The sun shone through the windows as Tammy washed the dishes left from the mad rush of breakfast. “What a beautiful day it is out there!“, Tammy thought as she lifted up another dish to be cleaned.
Suddenly, the quiet of her neighborhood was shattered by the shouts of running men dressed in black uniforms. Screams could be heard next door, and Tammy quickly ducked to the floor to avoid being seen. The sound of a door being kicked in, followed by one shout, and then suddenly there was gun fire. Frozen in shock, Tammy could only pray that she was safe.
The phone was a million miles away, or so it felt because Tammy knew that she’d have to stand to reach it. “Please, please, please.“, she chanted as she slid across the floor and tried in vain to reach the handset that was floating above her head. “Why didn’t I grab the cell?” , she mused as she carefully peeked through the doggie door that was at the perfect height.
Tammy could see boots walking past her door, and a pair of legs dragging between two of the officials. “Who are these people?“, Tammy thought as she tried to wrap her head around the events that she’d only ever seen on TV. “They’re wearing uniforms, so it must be ok?” But Tammy had never seen these uniforms before, and listened to her gut instincts telling her to stay hidden.
“Ma’am, we know you’re in there. We’re coming in to talk. There’s nothing to worry about.” A deep baritone shot out like one of those gun shots and she screamed. As soon as she screamed, Tammy knew she’d made a mistake because she was seeing her own door get kicked in. Boots rapidly entered along with more violent yelling, “Did he go through here?”
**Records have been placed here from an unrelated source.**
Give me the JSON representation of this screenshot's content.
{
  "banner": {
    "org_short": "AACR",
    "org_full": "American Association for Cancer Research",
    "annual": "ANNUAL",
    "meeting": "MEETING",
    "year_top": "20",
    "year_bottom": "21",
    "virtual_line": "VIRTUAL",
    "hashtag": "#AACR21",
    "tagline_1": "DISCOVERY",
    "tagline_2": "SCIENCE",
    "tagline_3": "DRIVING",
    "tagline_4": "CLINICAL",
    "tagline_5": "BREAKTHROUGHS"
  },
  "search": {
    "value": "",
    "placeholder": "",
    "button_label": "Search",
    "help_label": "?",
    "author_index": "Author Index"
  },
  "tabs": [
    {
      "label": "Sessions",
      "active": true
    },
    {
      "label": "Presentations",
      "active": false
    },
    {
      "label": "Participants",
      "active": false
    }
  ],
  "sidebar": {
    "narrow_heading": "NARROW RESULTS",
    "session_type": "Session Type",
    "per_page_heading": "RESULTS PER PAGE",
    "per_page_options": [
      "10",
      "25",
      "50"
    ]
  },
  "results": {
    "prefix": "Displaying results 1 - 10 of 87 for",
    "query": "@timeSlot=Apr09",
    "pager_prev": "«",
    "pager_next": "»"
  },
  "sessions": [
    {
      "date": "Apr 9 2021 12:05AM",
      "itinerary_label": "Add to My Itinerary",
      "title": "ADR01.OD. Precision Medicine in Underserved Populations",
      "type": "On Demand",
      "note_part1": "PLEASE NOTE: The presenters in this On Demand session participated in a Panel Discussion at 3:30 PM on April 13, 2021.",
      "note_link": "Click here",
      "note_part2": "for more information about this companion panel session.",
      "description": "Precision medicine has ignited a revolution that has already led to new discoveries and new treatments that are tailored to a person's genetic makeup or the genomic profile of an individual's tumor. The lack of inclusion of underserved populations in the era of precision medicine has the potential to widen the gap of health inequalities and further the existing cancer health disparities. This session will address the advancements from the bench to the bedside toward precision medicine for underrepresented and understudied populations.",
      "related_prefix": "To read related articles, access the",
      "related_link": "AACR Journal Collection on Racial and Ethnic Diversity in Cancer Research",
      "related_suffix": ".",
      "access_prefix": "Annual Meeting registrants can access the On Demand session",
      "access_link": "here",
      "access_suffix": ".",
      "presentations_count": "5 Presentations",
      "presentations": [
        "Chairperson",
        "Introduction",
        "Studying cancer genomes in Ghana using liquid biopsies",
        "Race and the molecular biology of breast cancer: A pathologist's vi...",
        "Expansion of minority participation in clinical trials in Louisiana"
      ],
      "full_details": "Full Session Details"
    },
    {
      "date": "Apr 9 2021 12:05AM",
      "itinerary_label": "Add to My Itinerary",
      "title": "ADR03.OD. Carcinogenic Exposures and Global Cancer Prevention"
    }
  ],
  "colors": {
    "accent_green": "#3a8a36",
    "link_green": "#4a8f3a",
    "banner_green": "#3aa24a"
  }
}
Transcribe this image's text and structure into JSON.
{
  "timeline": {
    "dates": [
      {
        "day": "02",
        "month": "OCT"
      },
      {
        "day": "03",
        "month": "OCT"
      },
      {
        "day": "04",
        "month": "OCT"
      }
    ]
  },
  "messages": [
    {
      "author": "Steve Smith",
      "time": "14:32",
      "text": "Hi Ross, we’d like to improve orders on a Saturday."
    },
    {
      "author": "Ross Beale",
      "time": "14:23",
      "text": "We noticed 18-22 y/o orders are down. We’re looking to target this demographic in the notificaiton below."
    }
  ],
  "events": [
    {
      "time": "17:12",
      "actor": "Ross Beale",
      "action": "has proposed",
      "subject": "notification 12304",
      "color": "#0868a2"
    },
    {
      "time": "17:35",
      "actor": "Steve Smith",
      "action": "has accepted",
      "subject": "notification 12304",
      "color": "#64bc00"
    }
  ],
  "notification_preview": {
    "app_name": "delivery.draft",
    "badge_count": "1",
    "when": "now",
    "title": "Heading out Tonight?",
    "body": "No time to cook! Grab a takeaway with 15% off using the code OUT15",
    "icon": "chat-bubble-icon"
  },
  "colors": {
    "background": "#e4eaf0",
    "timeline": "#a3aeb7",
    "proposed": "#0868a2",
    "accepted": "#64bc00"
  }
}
As Tammy lay cringing in the corner of her kitchen, she refused to raise her face to see her attackers. Somehow, it felt like she could make it go away if she just didn’t see it.
“Are you Tammy Hendricks?” One of the dark-suited officers was crouching down to her level to try to get a look at her. With a quick nod, she answered the abrupt question. After hearing the man order the others to stand down, she slowly looked into the hardened face of the man who was clearly in charge.
“Who are you people? How can you just come in without any warning?” Hysterics made her voice shrill, but the questions just came tumbling out without waiting for answers. Not that any were coming from the man who stared hard at her.
“Ma’am, did you know anything about your neighbors?“, the officer questioned impatiently. Without waiting for her answer, he continued, “We’ve had reports that they’re violating statutes 188.8.131.52 of the penal code and selling illegal and inflammatory documents against our great nation. Do you know anything about this?”
Shaking her head again, Tammy looked at the man in hostility. “Are you talking about the Kahns? Why would you say something like that? They’re wonderful teachers who have contributed so much to this community. What kind of documents are you talking about?” Rising to her full height, she gave all of the men in the room a look of contempt. “They’re science fiction writers as well as being historians. What could they be writing that even approached illegal? I’ve read their books, and they are non-fiction. You know, not real”
The officer shook his head and gestured to one of the men standing near Tammy. “It looks like we’ll have to take her in for deprogramming. Such a shame, since her husband did his civic duty in reporting those people in to the commission.”
Rough hands grabbed her and held her imprisoned, though she continued to fight against the unwelcome hold. “Who are you people? What’s this commission?“, erupted as she felt herself get dragged out of her own home like a criminal.
“We’re the commission on morality, Ma’am. It was passed to help maintain control of the population during these troubling times that are endangering our very nation. We can’t let people question authority if we’re to have law and order. It’s what the majority wants.” The officer stood proudly as he watched another victim of knowledge get taken away. “The people want safety. Well, every demand requires a sacrifice. Even freedom has a price. Our savior has told us that free will comes with limitations. We’re his enforcers.”
A squad of black SUVs left the neighborhood as quickly as they descended. In the quiet, a voice rang out, “Tammy, honey. I came home when I heard about the commotion on the news. Are you ok?”
But there was no answer…